I saw a great presentation last week by Craig Behm, executive director of MedChi Network Services (MNS), a subsidiary of the Maryland Medical Society that is deeply involved in accountable care organization (ACO) work in rural settings. Behm talked about some of the challenges ACO participants face, especially since many of them are in very small practices with limited resources. He also described some IT and data management issues that have cropped up and the importance of data integrity to the overall mission of ACOs.
MNS is the owner and operator of three Medicare Shared Savings Program Advance Payment ACOs, one in Western Maryland and two on the Eastern Shore. The program is a one-sided model with no downside risk. The potential savings split is 50/50 with CMS.
From the outset, Behm said, it was obvious the ACOs would need robust IT systems. They must allow real-time data sharing in support of population and individual health management across multiple locations. “Without access to high-quality data, you are just working blind,” he said.

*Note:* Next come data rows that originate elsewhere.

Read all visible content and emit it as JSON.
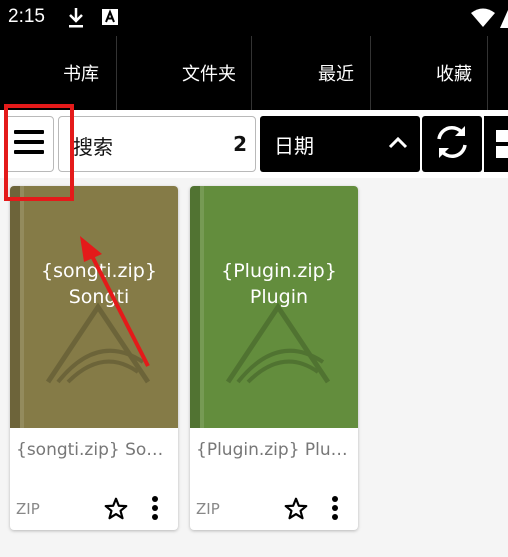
{
  "status_bar": {
    "time": "2:15"
  },
  "tabs": [
    {
      "label": "书库"
    },
    {
      "label": "文件夹"
    },
    {
      "label": "最近"
    },
    {
      "label": "收藏"
    }
  ],
  "toolbar": {
    "search_label": "搜索",
    "search_count": "2",
    "sort_label": "日期"
  },
  "books": [
    {
      "cover_title": "{songti.zip}",
      "cover_subtitle": "Songti",
      "title": "{songti.zip} Songti",
      "format": "ZIP",
      "cover_color": "#857b47"
    },
    {
      "cover_title": "{Plugin.zip}",
      "cover_subtitle": "Plugin",
      "title": "{Plugin.zip} Plugin",
      "format": "ZIP",
      "cover_color": "#638d3d"
    }
  ],
  "colors": {
    "annotation": "#e41a1a",
    "bar_background": "#000000"
  }
}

To help pay for the IT infrastructure, MSN got a federal non-recourse loan available to physician-led, rural ACOs. (The loan must be repaid with savings or will be forgiven if there are no savings.)
Among the barriers he cited for new participants is that they see ACOs as “just more work” when they already are dealing with meaningful use Stage 2, PQRS, ICD-10, etc.
“We have to avoid overburdening the practices,” said Behm, speaking during a webinar sponsored by health publisher MCOL. All the participants are primary care and independent. The largest is four physicians. “We knew they didn’t have analytics or care management infrastructure,” he explained. “We wanted to be very basic in the way we interacted.”
Luckily for the startup ACOs in Maryland, the state has a fully functioning and sustainable statewide health information exchange, CRISP, that supports Direct messaging and hospital ADT notifications. “The other good news is that only three of the practices don’t have electronic health records,” Behm said. “The bad news is that they use 15 different EHR types.” That brings up all kinds of issues, he added. Interoperability is still non-existent, he said, but at least the data is electronic.
MNS developed proprietary systems for data warehousing and data exchange. The goal is to provide practices with specific analytics regarding their quality and cost and supplement the data with improvement support. One challenge to overcome is that practices don’t want to engage with yet another portal.
Behm noted that enterprise case management/risk stratification systems are expensive. “We are doing some work on that in house,” he said, adding that the larger care management systems you buy out of the box are expensive and for the most part don’t do what they advertise.
A key issue, MNS found, is data integrity at the provider level. “Many practices don’t document EHR data consistently, Behm said. MNS did not foresee this would be a big hurdle, but it ran into lots of documentation issues, with physicians putting data in different places in the EHR. “The quality of data as entered is a huge barrier,” he said. Many EHRs don’t extract data properly, he added.
Among the ACOs’ goals are fewer hospitalizations/readmissions, better chronic disease management, and less emergency department usage. A physician-led ACO board determines policies regarding standard of care and interventions.
Last year, although two of the three ACOs MNS operates did generate savings of around 2 percent, the savings were not enough to split with CMS. (Any potential savings first pays CMS and then the remainder gets distributed, he explained.) The third ACO did not generate savings.
Nevertheless, Behm believes physician-led ACOs can succeed as CMS tweaks the program going forward. He cited some research that suggests small, independent physician groups have done better than larger counterparts at managing quality.
In closing, Behm stressed not being overly disruptive to physician practices. Implementing ACO programs cannot prevent physicians from seeing patients, he said. They are small businesses, and every minute they spend doing administrative work is time they are not earning revenue, he said. Another key is generating enthusiasm about the program. Physicians and staff must want to participate in innovate new programs. “The key to patient engagement is physician engagement,” he said. “You must get them excited about doing better.”
I left his presentation with a new appreciation of the complexity of practice transformation and success in the ACO program.